Attorney General Jeff Sessions announced on Tuesday that the Trump Administration will rescind the Deferred Action for Children Arrivals program – also called DACA – and allow legal protections for the roughly 800,000 “DREAMers,” who arrived in the country illegally as children, to expire in six months.
Unless Congress acts, Pittsburgh Mayor Bill Peduto said on Tuesday, ending DACA will hurt the city’s universities and hospitals as well as tech and other corporate employers.
“These are people who are absolutely vital to the economy of southwestern Pennsylvania,” Peduto said.
DACA permitted individuals who arrived in the U.S. as children or teens before mid-2007 to apply for protection from deportation if they met certain requirements. Pennsylvania is home to 5,889 DREAMers, according to the state Attorney General’s office.
In his announcement, Sessions said the administration will begin to wind down DACA, which former President Barack Obama ordered by executive action in 2012, over the next six months. It is Congress’s responsibility, Sessions said, to develop and enact new protections.
As NPR reports, Homeland Security Acting Secretary Elaine Duke said the administration faced legal challenges to the program and "chose the least disruptive option” for bringing it to an end. In a statement, Duke said the administration's decision to terminate DACA "was not taken lightly. The Department of Justice has carefully evaluated the program's constitutionality and determined it conflicts with our existing immigration laws."
President Trump had signaled the decision earlier on Tuesday, tweeting, “Congress, get ready to do your job - DACA!”
“President Trump’s action today is an insult to America and our values,” U.S. Senator Bob Casey (D-PA) said in a statement following Sessions’ announcement. “This action is profoundly unjust, immoral and without regard for basic fairness. Tearing apart the lives of these young people will make our nation less safe, and harm our economy.”
Casey cited research from the D.C.-based right-leaning think tank, the CATO Institute, which found that the fiscal cost to the federal government of immediately deporting current participants in the DACA program would exceed $60 billion. Such action would also reduce national economic growth by $280 billion over the next decade, according to CATO.
The Institute on Taxation and Economic Policy estimates that the 1.3 million people enrolled in or eligible for DACA pay $2 billion each year in state and local taxes.
Immigrants also play a significant role in Pittsburgh’s economy, according to Peduto.

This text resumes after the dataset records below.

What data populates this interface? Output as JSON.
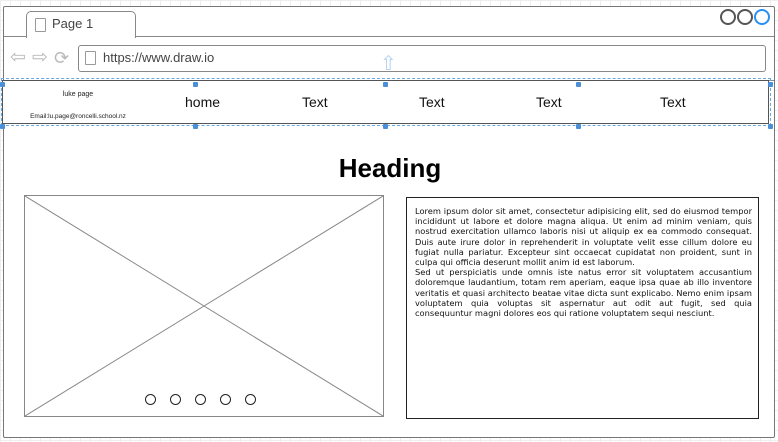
{
  "browser": {
    "tab_title": "Page 1",
    "url": "https://www.draw.io",
    "nav_icons": [
      "back-arrow-icon",
      "forward-arrow-icon",
      "reload-icon"
    ],
    "window_controls": [
      "minimize-icon",
      "maximize-icon",
      "close-icon"
    ]
  },
  "header": {
    "brand_name": "luke page",
    "email": "Email:lu.page@roncelli.school.nz",
    "nav_items": [
      "home",
      "Text",
      "Text",
      "Text",
      "Text"
    ],
    "selection_color": "#4a90d9"
  },
  "main": {
    "heading": "Heading",
    "image_placeholder": "image-placeholder-x",
    "carousel_dots": 5,
    "paragraph_1": "Lorem ipsum dolor sit amet, consectetur adipisicing elit, sed do eiusmod tempor incididunt ut labore et dolore magna aliqua. Ut enim ad minim veniam, quis nostrud exercitation ullamco laboris nisi ut aliquip ex ea commodo consequat. Duis aute irure dolor in reprehenderit in voluptate velit esse cillum dolore eu fugiat nulla pariatur. Excepteur sint occaecat cupidatat non proident, sunt in culpa qui officia deserunt mollit anim id est laborum.",
    "paragraph_2": "Sed ut perspiciatis unde omnis iste natus error sit voluptatem accusantium doloremque laudantium, totam rem aperiam, eaque ipsa quae ab illo inventore veritatis et quasi architecto beatae vitae dicta sunt explicabo. Nemo enim ipsam voluptatem quia voluptas sit aspernatur aut odit aut fugit, sed quia consequuntur magni dolores eos qui ratione voluptatem sequi nesciunt."
  }
}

“This is a workforce that has been cultivated over years and years of people who are now our neighbors, and we don’t want to lose them and we’re going to do everything we can to protect them,” Peduto said.

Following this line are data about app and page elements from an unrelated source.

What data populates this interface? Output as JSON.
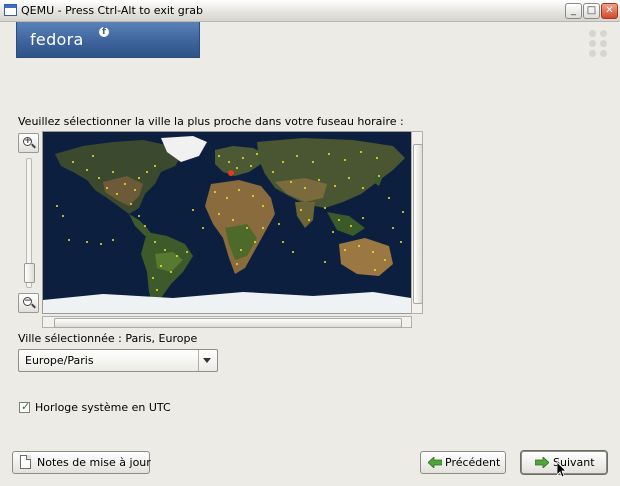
{
  "window": {
    "title": "QEMU - Press Ctrl-Alt to exit grab",
    "minimize_glyph": "_",
    "maximize_glyph": "□",
    "close_glyph": "✕"
  },
  "header": {
    "logo_text": "fedora",
    "logo_mark": "f"
  },
  "timezone": {
    "prompt": "Veuillez sélectionner la ville la plus proche dans votre fuseau horaire :",
    "selected_city_label": "Ville sélectionnée : Paris, Europe",
    "select": {
      "value": "Europe/Paris"
    },
    "utc_checkbox": {
      "label": "Horloge système en UTC",
      "checked": true
    }
  },
  "map": {
    "zoom_in_sign": "+",
    "zoom_out_sign": "−",
    "highlight_color": "#e33b1d",
    "city_dot_color": "#f2e52a",
    "ocean_color": "#0d1f3e"
  },
  "footer": {
    "release_notes_button": "Notes de mise à jour",
    "back_button": "Précédent",
    "next_button": "Suivant"
  },
  "icons": {
    "app": "window-icon",
    "release_notes": "document-icon",
    "back": "left-arrow-icon",
    "next": "right-arrow-icon"
  }
}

Peduto suggested that the economic impact of ending DACA could persuade Republican lawmakers to enact new protections for DREAMers.
“I can only hope that Republicans in Congress will heed the words of corporate America and make sure that this never comes to fruition,” he said.
U.S. Rep. Keith Rothfus (R-PA) applauded President Trump’s decision to end DACA. In a statement, Rothfus said that former President Barack Obama illegally circumvented Congress to implement DACA by executive order.
“The Trump Administration’s action to end this unconstitutional program restores the rule of law and allows Congress to reclaim its constitutional authority to set immigration policy,” said Rothfus, who represents the 12th Congressional District in southwestern Pennsylvania.
The U.S., Rothfus said, must secure its borders before “addressing the status of children who were brought here through no fault of their own by their parents.”
U.S. Rep. Mike Doyle (D-PA), whose district includes Pittsburgh, countered in a separate statement that “DACA was a reasonable and compassionate way to deal with undocumented young people who came to this country as children and grew up here.”
Peduto called the Trump administration’s decision to revoke protections for DREAMers, barring action by Congress, cruel.
“It’s probably one of the worst decisions that could be made on both the moral and ethical level – telling people who basically came to this country from a country that they don’t know that they have to return back there,” Peduto said.
Before Sessions announced the Trump administration’s policy on Tuesday, Peduto had begun to discuss potential countermeasures with a bipartisan network of mayors who represent cities across the country. They had not yet chosen a specific course of action in regard to DACA, Peduto said.
In his statement, Casey urged Congress to “move immediately to pass the bipartisan Development, Relief, and Education for Alien Minors (DREAM) Act, which would allow the DREAMers to become permanent residents if they meet the very stringent qualifications outlined in the bill.”
In the meantime, Pennsylvania Attorney General Josh Shapiro said that, while he is “carefully reviewing the President’s DACA directive,” he won’t hesitate to “take legal action if the federal government breaks the law as it ends its commitment to these young people.”